### YOUR ASSIGNMENT
When you respond, write out each entry exactly as it stands.

### SUPPLIED ENTRIES
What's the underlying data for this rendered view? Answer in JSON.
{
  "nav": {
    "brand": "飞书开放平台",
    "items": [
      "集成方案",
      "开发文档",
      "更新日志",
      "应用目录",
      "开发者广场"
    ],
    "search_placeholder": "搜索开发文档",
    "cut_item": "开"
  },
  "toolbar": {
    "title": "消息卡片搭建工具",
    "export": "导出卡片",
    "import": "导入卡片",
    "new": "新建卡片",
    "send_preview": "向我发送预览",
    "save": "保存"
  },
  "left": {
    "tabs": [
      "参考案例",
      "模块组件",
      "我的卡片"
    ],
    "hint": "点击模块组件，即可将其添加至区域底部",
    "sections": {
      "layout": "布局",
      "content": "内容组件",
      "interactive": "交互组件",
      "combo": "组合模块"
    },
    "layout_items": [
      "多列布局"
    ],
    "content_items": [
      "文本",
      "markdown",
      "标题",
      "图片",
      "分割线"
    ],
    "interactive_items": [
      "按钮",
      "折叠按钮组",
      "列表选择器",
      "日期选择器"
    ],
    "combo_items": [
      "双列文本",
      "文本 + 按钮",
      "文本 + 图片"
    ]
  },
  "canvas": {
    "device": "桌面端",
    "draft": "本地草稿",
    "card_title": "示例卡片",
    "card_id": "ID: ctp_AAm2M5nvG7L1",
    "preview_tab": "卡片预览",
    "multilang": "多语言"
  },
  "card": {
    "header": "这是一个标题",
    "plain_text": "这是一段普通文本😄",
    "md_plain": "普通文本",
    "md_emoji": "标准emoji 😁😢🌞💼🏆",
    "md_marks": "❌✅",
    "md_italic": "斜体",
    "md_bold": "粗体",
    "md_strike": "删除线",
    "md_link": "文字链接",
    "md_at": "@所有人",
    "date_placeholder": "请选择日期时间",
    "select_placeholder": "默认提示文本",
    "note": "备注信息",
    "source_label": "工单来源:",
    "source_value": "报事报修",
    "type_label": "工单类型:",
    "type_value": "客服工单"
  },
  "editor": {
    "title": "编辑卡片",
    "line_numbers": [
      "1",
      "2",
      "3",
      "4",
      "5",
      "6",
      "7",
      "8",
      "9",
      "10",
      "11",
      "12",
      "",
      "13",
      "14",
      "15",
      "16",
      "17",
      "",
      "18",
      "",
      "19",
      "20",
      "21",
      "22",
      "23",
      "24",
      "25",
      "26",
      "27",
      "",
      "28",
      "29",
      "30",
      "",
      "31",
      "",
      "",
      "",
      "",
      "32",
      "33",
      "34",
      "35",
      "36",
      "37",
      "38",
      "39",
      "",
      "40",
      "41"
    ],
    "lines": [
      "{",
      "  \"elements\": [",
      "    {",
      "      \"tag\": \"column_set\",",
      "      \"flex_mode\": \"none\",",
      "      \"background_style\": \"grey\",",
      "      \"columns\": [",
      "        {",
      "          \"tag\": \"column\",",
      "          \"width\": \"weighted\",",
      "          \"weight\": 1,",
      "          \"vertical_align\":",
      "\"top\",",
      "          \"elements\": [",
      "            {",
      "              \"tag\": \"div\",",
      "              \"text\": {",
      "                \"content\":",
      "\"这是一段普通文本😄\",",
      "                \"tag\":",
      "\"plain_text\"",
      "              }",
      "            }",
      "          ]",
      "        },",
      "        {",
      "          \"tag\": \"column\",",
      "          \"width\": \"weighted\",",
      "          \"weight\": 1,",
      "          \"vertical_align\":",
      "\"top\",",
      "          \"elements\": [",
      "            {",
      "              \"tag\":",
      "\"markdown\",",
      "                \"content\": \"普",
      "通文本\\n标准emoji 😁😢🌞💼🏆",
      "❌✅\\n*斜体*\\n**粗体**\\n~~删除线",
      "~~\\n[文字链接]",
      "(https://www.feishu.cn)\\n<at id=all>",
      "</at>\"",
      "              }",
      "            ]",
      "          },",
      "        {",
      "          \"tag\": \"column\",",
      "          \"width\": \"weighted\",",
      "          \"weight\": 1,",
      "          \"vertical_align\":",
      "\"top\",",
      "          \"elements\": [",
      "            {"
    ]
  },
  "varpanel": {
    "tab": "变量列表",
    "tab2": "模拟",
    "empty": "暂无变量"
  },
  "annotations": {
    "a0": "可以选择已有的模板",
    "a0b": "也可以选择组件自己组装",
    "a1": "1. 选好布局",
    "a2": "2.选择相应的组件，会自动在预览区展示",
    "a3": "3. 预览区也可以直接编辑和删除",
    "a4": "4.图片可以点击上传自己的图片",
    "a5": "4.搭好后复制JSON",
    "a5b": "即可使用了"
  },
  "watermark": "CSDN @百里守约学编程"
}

### TASK RESULT
What's the underlying data for this rendered view? Answer in JSON.
{
  "nav": {
    "brand": "飞书开放平台",
    "items": [
      "集成方案",
      "开发文档",
      "更新日志",
      "应用目录",
      "开发者广场"
    ],
    "search_placeholder": "搜索开发文档",
    "cut_item": "开"
  },
  "toolbar": {
    "title": "消息卡片搭建工具",
    "export": "导出卡片",
    "import": "导入卡片",
    "new": "新建卡片",
    "send_preview": "向我发送预览",
    "save": "保存"
  },
  "left": {
    "tabs": [
      "参考案例",
      "模块组件",
      "我的卡片"
    ],
    "hint": "点击模块组件，即可将其添加至区域底部",
    "sections": {
      "layout": "布局",
      "content": "内容组件",
      "interactive": "交互组件",
      "combo": "组合模块"
    },
    "layout_items": [
      "多列布局"
    ],
    "content_items": [
      "文本",
      "markdown",
      "标题",
      "图片",
      "分割线"
    ],
    "interactive_items": [
      "按钮",
      "折叠按钮组",
      "列表选择器",
      "日期选择器"
    ],
    "combo_items": [
      "双列文本",
      "文本 + 按钮",
      "文本 + 图片"
    ]
  },
  "canvas": {
    "device": "桌面端",
    "draft": "本地草稿",
    "card_title": "示例卡片",
    "card_id": "ID: ctp_AAm2M5nvG7L1",
    "preview_tab": "卡片预览",
    "multilang": "多语言"
  },
  "card": {
    "header": "这是一个标题",
    "plain_text": "这是一段普通文本😄",
    "md_plain": "普通文本",
    "md_emoji": "标准emoji 😁😢🌞💼🏆",
    "md_marks": "❌✅",
    "md_italic": "斜体",
    "md_bold": "粗体",
    "md_strike": "删除线",
    "md_link": "文字链接",
    "md_at": "@所有人",
    "date_placeholder": "请选择日期时间",
    "select_placeholder": "默认提示文本",
    "note": "备注信息",
    "source_label": "工单来源:",
    "source_value": "报事报修",
    "type_label": "工单类型:",
    "type_value": "客服工单"
  },
  "editor": {
    "title": "编辑卡片",
    "line_numbers": [
      "1",
      "2",
      "3",
      "4",
      "5",
      "6",
      "7",
      "8",
      "9",
      "10",
      "11",
      "12",
      "",
      "13",
      "14",
      "15",
      "16",
      "17",
      "",
      "18",
      "",
      "19",
      "20",
      "21",
      "22",
      "23",
      "24",
      "25",
      "26",
      "27",
      "",
      "28",
      "29",
      "30",
      "",
      "31",
      "",
      "",
      "",
      "",
      "32",
      "33",
      "34",
      "35",
      "36",
      "37",
      "38",
      "39",
      "",
      "40",
      "41"
    ],
    "lines": [
      "{",
      "  \"elements\": [",
      "    {",
      "      \"tag\": \"column_set\",",
      "      \"flex_mode\": \"none\",",
      "      \"background_style\": \"grey\",",
      "      \"columns\": [",
      "        {",
      "          \"tag\": \"column\",",
      "          \"width\": \"weighted\",",
      "          \"weight\": 1,",
      "          \"vertical_align\":",
      "\"top\",",
      "          \"elements\": [",
      "            {",
      "              \"tag\": \"div\",",
      "              \"text\": {",
      "                \"content\":",
      "\"这是一段普通文本😄\",",
      "                \"tag\":",
      "\"plain_text\"",
      "              }",
      "            }",
      "          ]",
      "        },",
      "        {",
      "          \"tag\": \"column\",",
      "          \"width\": \"weighted\",",
      "          \"weight\": 1,",
      "          \"vertical_align\":",
      "\"top\",",
      "          \"elements\": [",
      "            {",
      "              \"tag\":",
      "\"markdown\",",
      "                \"content\": \"普",
      "通文本\\n标准emoji 😁😢🌞💼🏆",
      "❌✅\\n*斜体*\\n**粗体**\\n~~删除线",
      "~~\\n[文字链接]",
      "(https://www.feishu.cn)\\n<at id=all>",
      "</at>\"",
      "              }",
      "            ]",
      "          },",
      "        {",
      "          \"tag\": \"column\",",
      "          \"width\": \"weighted\",",
      "          \"weight\": 1,",
      "          \"vertical_align\":",
      "\"top\",",
      "          \"elements\": [",
      "            {"
    ]
  },
  "varpanel": {
    "tab": "变量列表",
    "tab2": "模拟",
    "empty": "暂无变量"
  },
  "annotations": {
    "a0": "可以选择已有的模板",
    "a0b": "也可以选择组件自己组装",
    "a1": "1. 选好布局",
    "a2": "2.选择相应的组件，会自动在预览区展示",
    "a3": "3. 预览区也可以直接编辑和删除",
    "a4": "4.图片可以点击上传自己的图片",
    "a5": "4.搭好后复制JSON",
    "a5b": "即可使用了"
  },
  "watermark": "CSDN @百里守约学编程"
}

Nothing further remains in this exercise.